Drew McManus, director of Adobe's anti-piracy efforts, says activation will require that customers who buy shrink-wrapped software--mainly consumers and small businesses--provide a serial number that's checked against its database, a process that takes 20 seconds or less. If the serial number is deemed legitimate, the encrypted application gets unlocked. To address privacy concerns, information on the activation server is kept separate from Adobe's product-registration and customer databases.
Larger businesses that sign enterprise contracts won't have to deal with the new process. That's because online activation can be an added burden in already complex IT environments, and because most companies don't intentionally misappropriate software anyway, says McManus. "Those companies want to be legal, but sometimes they've lost control of the situation or it's too hard to manage," he says. A future approach could involve helping IT departments use asset-management technology to better adhere to their Adobe license agreements.

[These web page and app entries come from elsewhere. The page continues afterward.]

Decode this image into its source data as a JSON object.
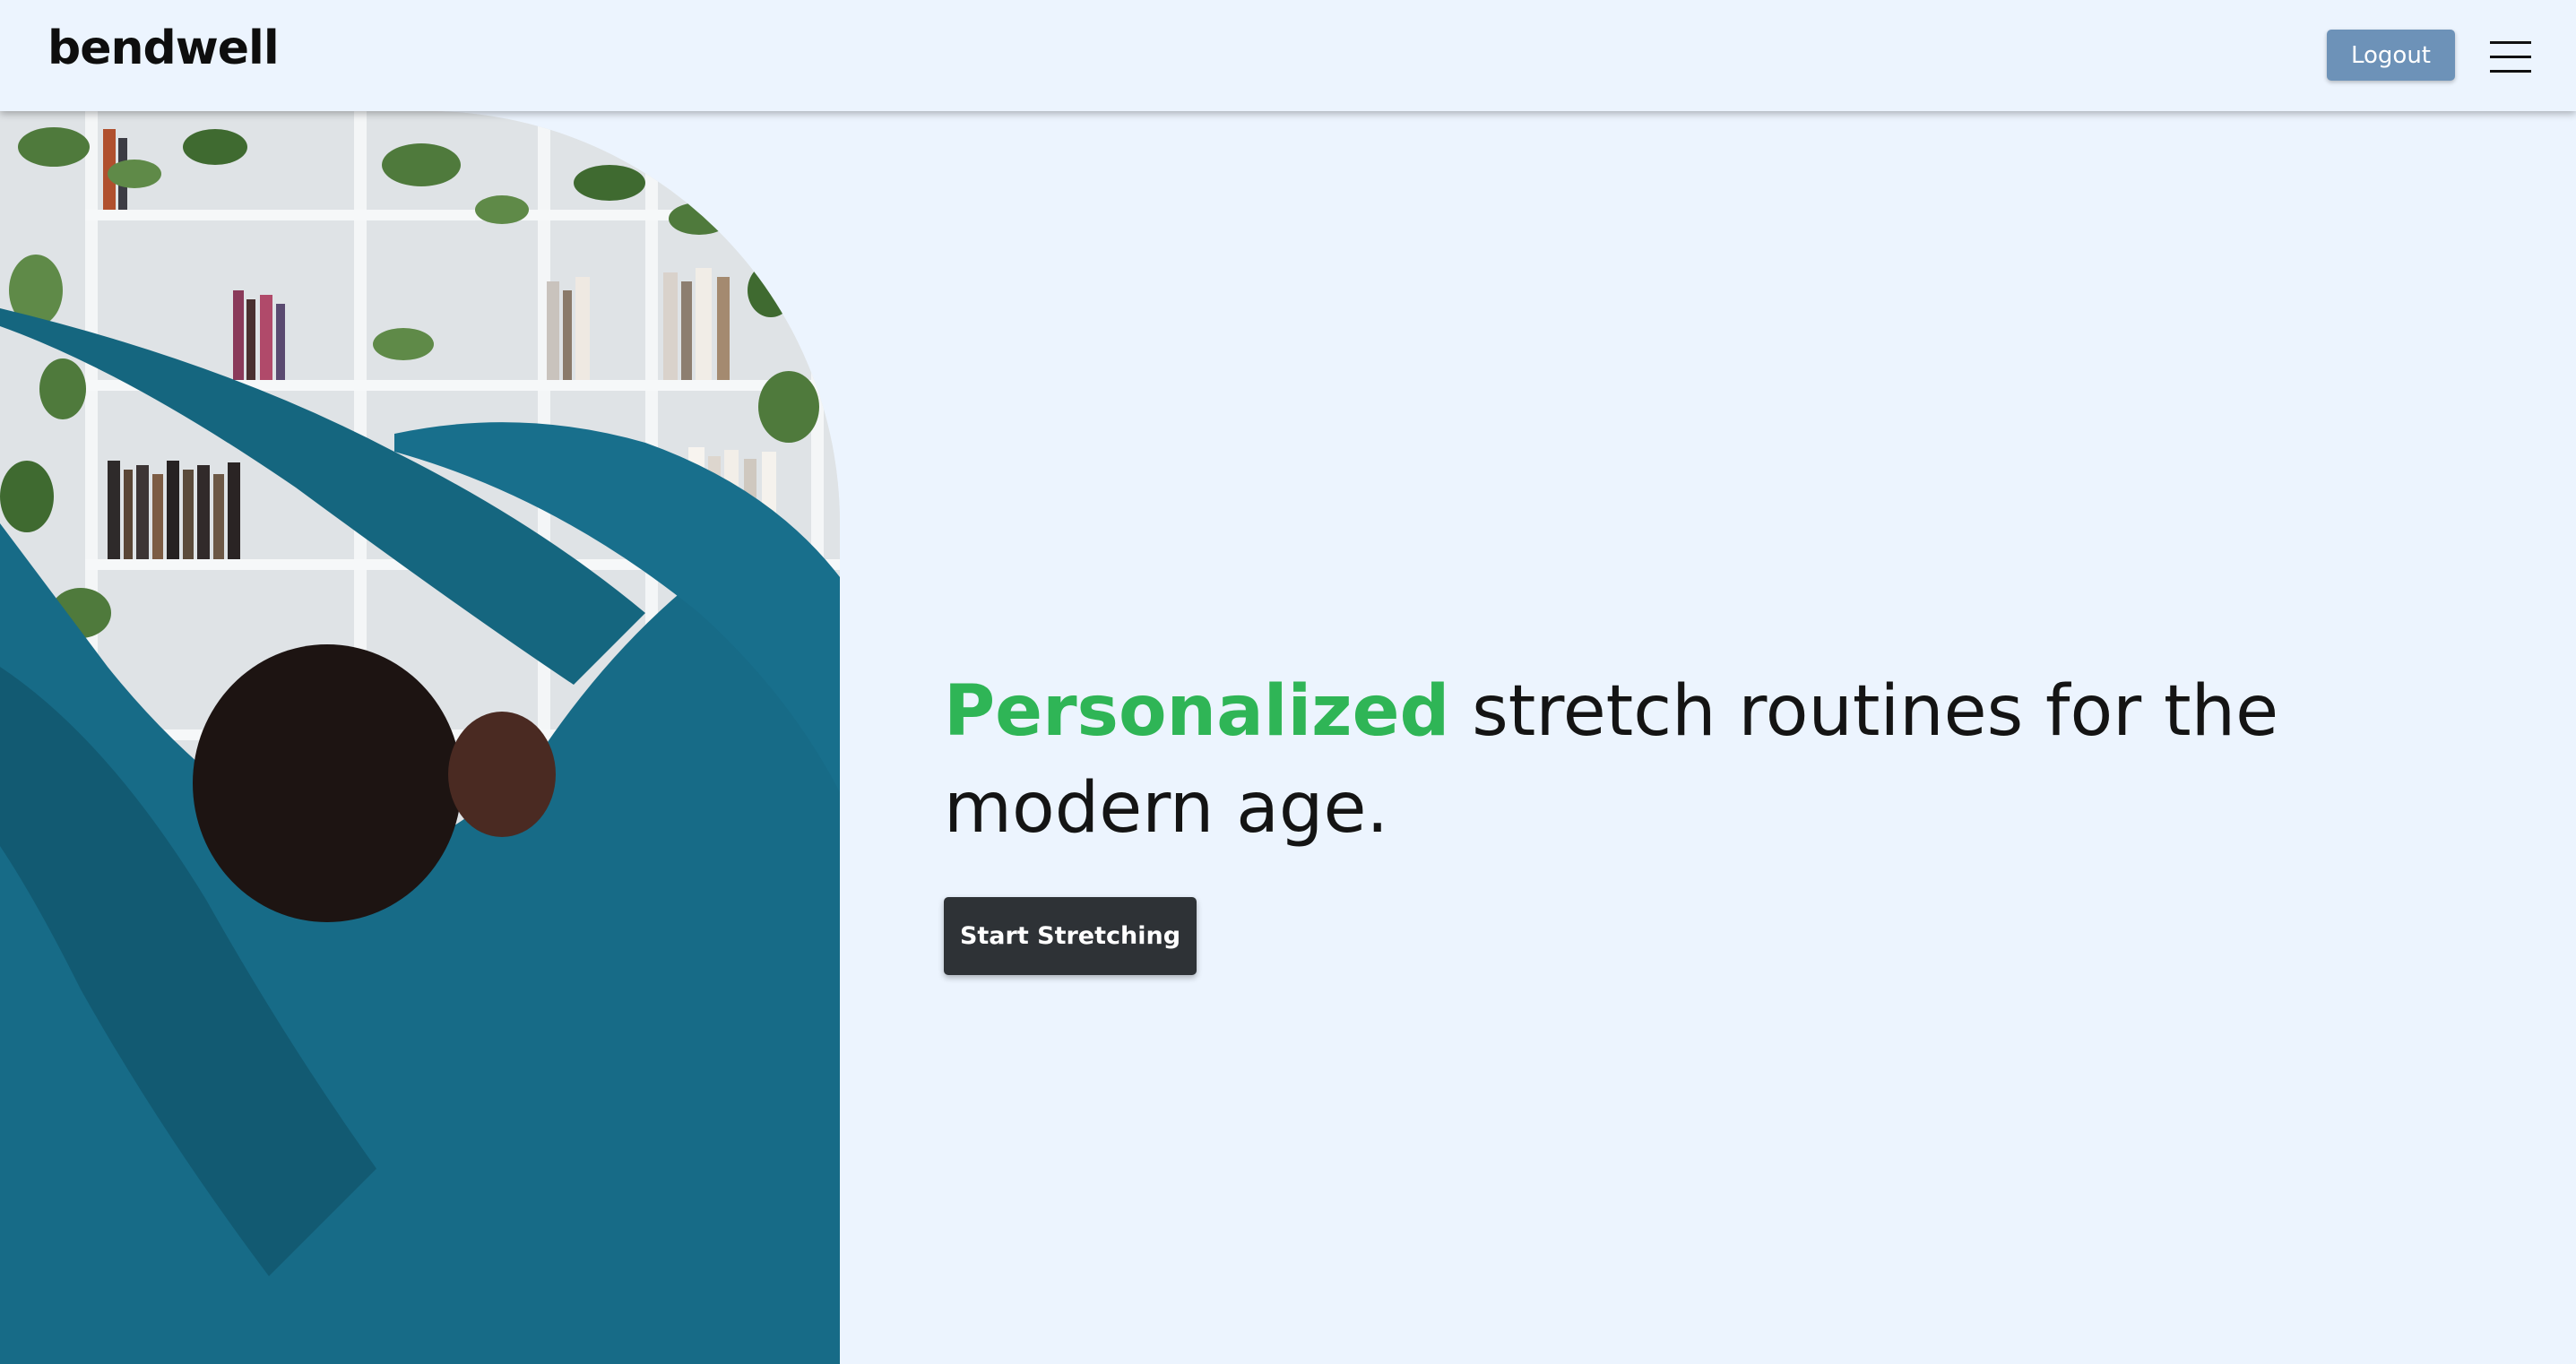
{
  "header": {
    "logo": "bendwell",
    "logout_label": "Logout",
    "menu_icon": "hamburger-menu-icon"
  },
  "hero": {
    "image_description": "person stretching in front of bookshelves",
    "headline_accent": "Personalized",
    "headline_rest": " stretch routines for the modern age.",
    "cta_label": "Start Stretching"
  },
  "colors": {
    "background": "#ecf4fe",
    "accent_green": "#2fb556",
    "logout_button": "#6d92b8",
    "cta_button": "#2e3236"
  }
}
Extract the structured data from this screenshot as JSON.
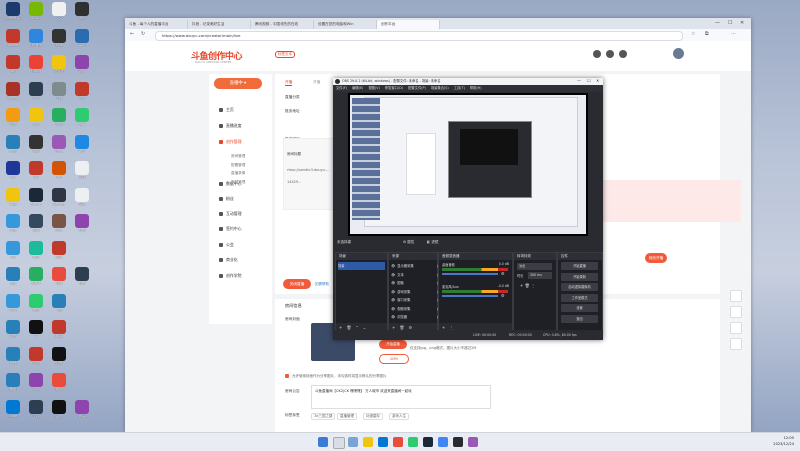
{
  "desktop": {
    "icons": [
      {
        "label": "Cinema 4D",
        "color": "#1a3b6b"
      },
      {
        "label": "NVIDIA",
        "color": "#76b900"
      },
      {
        "label": "文件",
        "color": "#f0f0f0"
      },
      {
        "label": "OBS",
        "color": "#303030"
      },
      {
        "label": "Adobe",
        "color": "#c0392b"
      },
      {
        "label": "QQ音乐",
        "color": "#2e86de"
      },
      {
        "label": "Epic",
        "color": "#333"
      },
      {
        "label": "雷电",
        "color": "#2b6cb0"
      },
      {
        "label": "AE",
        "color": "#c0392b"
      },
      {
        "label": "Gmail",
        "color": "#ea4335"
      },
      {
        "label": "文件夹",
        "color": "#f1c40f"
      },
      {
        "label": "游戏",
        "color": "#8e44ad"
      },
      {
        "label": "Access",
        "color": "#a93226"
      },
      {
        "label": "GPU",
        "color": "#2c3e50"
      },
      {
        "label": "工具",
        "color": "#7f8c8d"
      },
      {
        "label": "游戏",
        "color": "#c0392b"
      },
      {
        "label": "谷歌",
        "color": "#f39c12"
      },
      {
        "label": "设置",
        "color": "#f1c40f"
      },
      {
        "label": "剪辑",
        "color": "#27ae60"
      },
      {
        "label": "绿幕",
        "color": "#2ecc71"
      },
      {
        "label": "腾讯",
        "color": "#2980b9"
      },
      {
        "label": "剪映",
        "color": "#333"
      },
      {
        "label": "Paint",
        "color": "#9b59b6"
      },
      {
        "label": "客户",
        "color": "#1e88e5"
      },
      {
        "label": "BC",
        "color": "#1e3799"
      },
      {
        "label": "BD",
        "color": "#c0392b"
      },
      {
        "label": "HH",
        "color": "#d35400"
      },
      {
        "label": "文档",
        "color": "#ecf0f1"
      },
      {
        "label": "OBS",
        "color": "#f1c40f"
      },
      {
        "label": "Steam",
        "color": "#1b2838"
      },
      {
        "label": "Blender",
        "color": "#2f3542"
      },
      {
        "label": "文本",
        "color": "#ecf0f1"
      },
      {
        "label": "工具",
        "color": "#3498db"
      },
      {
        "label": "录制",
        "color": "#34495e"
      },
      {
        "label": "游戏",
        "color": "#795548"
      },
      {
        "label": "视频",
        "color": "#8e44ad"
      },
      {
        "label": "QQ",
        "color": "#3498db"
      },
      {
        "label": "微信",
        "color": "#1abc9c"
      },
      {
        "label": "游戏",
        "color": "#c0392b"
      },
      {
        "label": "",
        "color": "rgba(0,0,0,0)"
      },
      {
        "label": "宽屏",
        "color": "#2980b9"
      },
      {
        "label": "XBOX",
        "color": "#27ae60"
      },
      {
        "label": "直播",
        "color": "#e74c3c"
      },
      {
        "label": "视频",
        "color": "#2c3e50"
      },
      {
        "label": "电脑",
        "color": "#3498db"
      },
      {
        "label": "微信",
        "color": "#2ecc71"
      },
      {
        "label": "飞书",
        "color": "#2980b9"
      },
      {
        "label": "",
        "color": "rgba(0,0,0,0)"
      },
      {
        "label": "WPS",
        "color": "#2980b9"
      },
      {
        "label": "Z",
        "color": "#111"
      },
      {
        "label": "网易",
        "color": "#c0392b"
      },
      {
        "label": "",
        "color": "rgba(0,0,0,0)"
      },
      {
        "label": "远程",
        "color": "#2980b9"
      },
      {
        "label": "游戏",
        "color": "#c0392b"
      },
      {
        "label": "抖音",
        "color": "#111"
      },
      {
        "label": "",
        "color": "rgba(0,0,0,0)"
      },
      {
        "label": "截图",
        "color": "#2980b9"
      },
      {
        "label": "游戏",
        "color": "#8e44ad"
      },
      {
        "label": "网易",
        "color": "#e74c3c"
      },
      {
        "label": "",
        "color": "rgba(0,0,0,0)"
      },
      {
        "label": "Edge",
        "color": "#0078d4"
      },
      {
        "label": "工具",
        "color": "#2c3e50"
      },
      {
        "label": "游戏",
        "color": "#111"
      },
      {
        "label": "网易",
        "color": "#8e44ad"
      }
    ]
  },
  "browser": {
    "tabs": [
      "斗鱼 - 每个人的直播平台",
      "抖音 - 记录美好生活",
      "腾讯视频 - 中国领先的在线",
      "设置在您的电脑和Win",
      "创作平台"
    ],
    "url": "https://www.douyu.com/creator/main/live"
  },
  "site": {
    "logo": "斗鱼创作中心",
    "logo_sub": "DOUYU CREATOR CENTER",
    "version": "标签文本",
    "sidebar": {
      "live_button": "直播中",
      "items": [
        {
          "label": "主页",
          "sel": false
        },
        {
          "label": "直播进度",
          "sel": false
        },
        {
          "label": "创作管理",
          "sel": true
        },
        {
          "label": "数据中心",
          "sel": false
        },
        {
          "label": "粉丝",
          "sel": false
        },
        {
          "label": "互动管理",
          "sel": false
        },
        {
          "label": "签约中心",
          "sel": false
        },
        {
          "label": "公会",
          "sel": false
        },
        {
          "label": "商业化",
          "sel": false
        },
        {
          "label": "创作学院",
          "sel": false
        }
      ],
      "subitems": [
        "房间管理",
        "配置管理",
        "直播录像",
        "视频管理"
      ]
    },
    "card": {
      "tabs": [
        "开播",
        "开播"
      ],
      "label_live_type": "直播分类",
      "label_platform": "推流地址",
      "label_push": "推流密码",
      "label_room_title": "房间标题",
      "push_text": "rtmp://sendtc3.douyu.com/live",
      "push_key": "14429...",
      "stop_btn": "关闭直播",
      "stop_link": "如需帮助",
      "room_section": "房间信息",
      "cover_label": "房间封面",
      "upload_btn": "开始直播",
      "upload_sub": "AMM",
      "cover_tip": "仅支持jpg、png格式，图片大小不超过2M",
      "checkbox_text": "允许使用封面作为分享图片，未勾选时将显示默认的分享图片",
      "notice_label": "房间公告",
      "notice_text": "斗鱼直播间【CK2|CK 嘿嘿嘿】 万人城市 欢迎来直播间一起玩",
      "tags_label": "标签标签",
      "tags": [
        "3d三国之路",
        "直播管理",
        "动漫星际",
        "游戏人生"
      ],
      "room_url": "douyu.com/14429",
      "rule_link": "直播管理"
    },
    "notice_box": "温馨提示：请遵守直播规范",
    "live_enter_btn": "网页开播"
  },
  "obs": {
    "title": "OBS 29.0.2 (64-bit, windows) - 配置文件: 未命名 - 场景: 未命名",
    "menu": [
      "文件(F)",
      "编辑(E)",
      "视图(V)",
      "停靠窗口(D)",
      "配置文件(P)",
      "场景集合(S)",
      "工具(T)",
      "帮助(H)"
    ],
    "no_source": "未选择源",
    "props_btn": "属性",
    "filters_btn": "滤镜",
    "docks": {
      "scenes": "场景",
      "sources": "来源",
      "mixer": "音频混音器",
      "transitions": "转场特效",
      "controls": "控件"
    },
    "scene_items": [
      "场景"
    ],
    "source_items": [
      "显示器采集",
      "文本",
      "图像",
      "游戏采集",
      "窗口采集",
      "视频采集",
      "浏览器"
    ],
    "mixer": [
      {
        "name": "桌面音频",
        "db": "0.0 dB"
      },
      {
        "name": "麦克风/Aux",
        "db": "-4.0 dB"
      }
    ],
    "transition": "淡出",
    "duration_label": "时长",
    "duration": "300 ms",
    "controls": [
      "开始直播",
      "开始录制",
      "启动虚拟摄像机",
      "工作室模式",
      "设置",
      "退出"
    ],
    "status": {
      "live": "LIVE: 00:00:00",
      "rec": "REC: 00:00:00",
      "cpu": "CPU: 0.8%, 60.00 fps"
    }
  },
  "taskbar": {
    "time": "12:05",
    "date": "2023/12/24"
  }
}
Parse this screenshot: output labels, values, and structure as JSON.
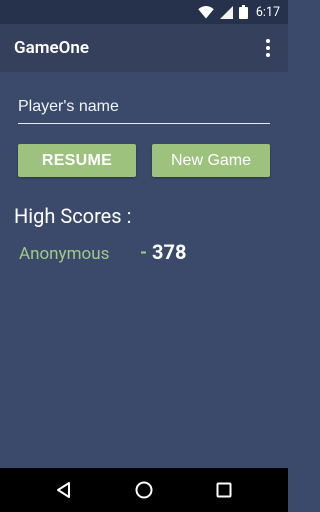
{
  "status_bar": {
    "time": "6:17"
  },
  "app_bar": {
    "title": "GameOne"
  },
  "form": {
    "name_placeholder": "Player's name",
    "name_value": ""
  },
  "buttons": {
    "resume": "RESUME",
    "new_game": "New Game"
  },
  "high_scores": {
    "title": "High Scores :",
    "entries": [
      {
        "name": "Anonymous",
        "separator": "-",
        "score": "378"
      }
    ]
  },
  "colors": {
    "background": "#3B4A6B",
    "app_bar": "#34405C",
    "status_bar": "#26324B",
    "button": "#9CC27E",
    "accent_text": "#A3C98A"
  }
}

Adobe has no hard statistics on how much of its software is being used illegally but offers the Business Software Alliance's estimate of 39% of commercial software as a gauge. Says McManus, "We know that Photoshop is among the most pirated software that's out there."